  • “Early Postdoc Mobility fellowship” from the  Swiss National Science Foundation (SNSF)


  • PD Dr. Oliver Faude, University of Basel, Switzerland

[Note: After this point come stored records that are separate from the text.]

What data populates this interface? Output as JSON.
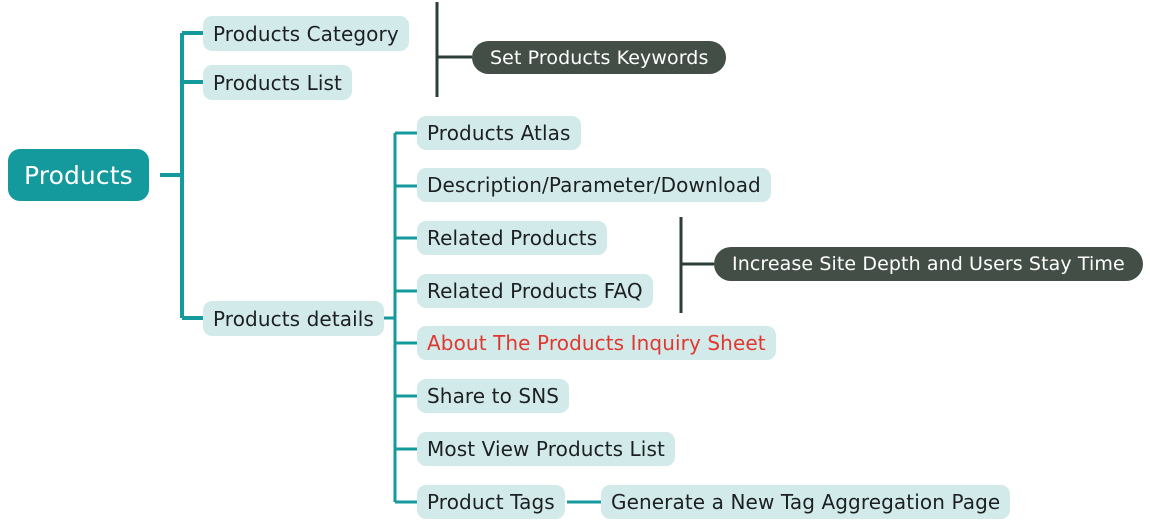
{
  "diagram": {
    "title": "Products",
    "type": "mind-map",
    "background_color": "#ffffff",
    "colors": {
      "root_fill": "#14999c",
      "root_text": "#ffffff",
      "pill_fill": "#d3eaea",
      "pill_text": "#1c2023",
      "alert_text": "#e0382e",
      "callout_fill": "#434e47",
      "callout_text": "#ffffff",
      "branch_line": "#14999c",
      "callout_line": "#2c3e38"
    }
  },
  "root": {
    "label": "Products"
  },
  "level1": [
    {
      "label": "Products Category"
    },
    {
      "label": "Products List"
    },
    {
      "label": "Products details"
    }
  ],
  "level2": [
    {
      "label": "Products Atlas",
      "style": "pill"
    },
    {
      "label": "Description/Parameter/Download",
      "style": "pill"
    },
    {
      "label": "Related Products",
      "style": "pill"
    },
    {
      "label": "Related Products FAQ",
      "style": "pill"
    },
    {
      "label": "About The Products Inquiry Sheet",
      "style": "alert"
    },
    {
      "label": "Share to SNS",
      "style": "pill"
    },
    {
      "label": "Most View Products List",
      "style": "pill"
    },
    {
      "label": "Product Tags",
      "style": "pill"
    }
  ],
  "level3": [
    {
      "label": "Generate a New Tag Aggregation Page"
    }
  ],
  "callouts": [
    {
      "label": "Set Products Keywords"
    },
    {
      "label": "Increase Site Depth and Users Stay Time"
    }
  ]
}
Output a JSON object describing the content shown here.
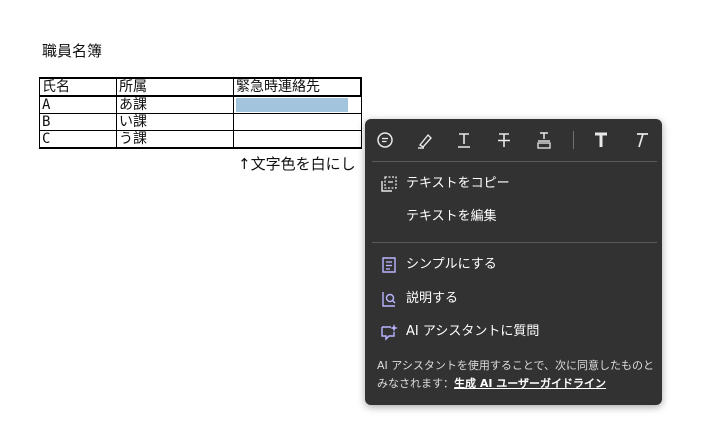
{
  "document": {
    "title": "職員名簿",
    "table": {
      "headers": [
        "氏名",
        "所属",
        "緊急時連絡先"
      ],
      "rows": [
        [
          "A",
          "あ課",
          ""
        ],
        [
          "B",
          "い課",
          ""
        ],
        [
          "C",
          "う課",
          ""
        ]
      ]
    },
    "note": "↑文字色を白にし"
  },
  "context_menu": {
    "toolbar": [
      "comment-icon",
      "highlight-icon",
      "underline-icon",
      "strikethrough-icon",
      "replace-text-icon",
      "bold-text-icon",
      "italic-text-icon"
    ],
    "items": [
      {
        "label": "テキストをコピー",
        "icon": "copy-text-icon"
      },
      {
        "label": "テキストを編集",
        "icon": ""
      },
      {
        "label": "シンプルにする",
        "icon": "simplify-icon"
      },
      {
        "label": "説明する",
        "icon": "explain-icon"
      },
      {
        "label": "AI アシスタントに質問",
        "icon": "ai-assistant-icon"
      }
    ],
    "footer_text": "AI アシスタントを使用することで、次に同意したものとみなされます：",
    "footer_link": "生成 AI ユーザーガイドライン"
  },
  "colors": {
    "menu_bg": "#323232",
    "selection": "#a3c4dd",
    "menu_text": "#ffffff"
  }
}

Physical activity provides many positive effects on health risk factors, skeletal and psychological health, as well as on mental, cardiorespiratory and neuromuscular fitness. Physical inactivity is one of the leading causes of chronic diseases, contributing to disability and death worldwide. Active participation in organised youth sport is positively associated with higher levels of adult physical activity. Hence, youth sport also has important implications for long-term individual health as well as public health. Children like to compete against each other. Therefore, having fun during sport participation is often linked to having success. Unfortunately, not all children have the same chance to be successful in sport. As children are growing rapidly, small differences in age can cause large differences in biological development. In the sport setting children are grouped according to their birth date using cut-off-dates. In consequence, some children in a sport team might be one year younger than others and therefore they might be smaller, weaker, and less successful. In addition, some children are early- and some are late-maturing which also can lead to performance differences in the sport setting. Hence, both aspects could lead to large differences in motor performance. Therefore, a considerable amount of children might be disadvantaged just by being born at the “wrong time of the year” and/or being late-maturing. This can lead to disappointments, loss of motivation, and drop-out from sport. Data from high-level competitive sport show that the aforementioned effects lead to a clear underrepresentation of such disadvantaged children. However, data from recreational and low-level competition sport are completely missing. This is surprising as most children are participating in low-level and recreational sport. In consequence, this might relate to a relevant public-health issue.


  • Does the time of birth within a year (i.e. "relative age") and/or the maturity status influence motor performance, sport participation, and physical activity levels in school children?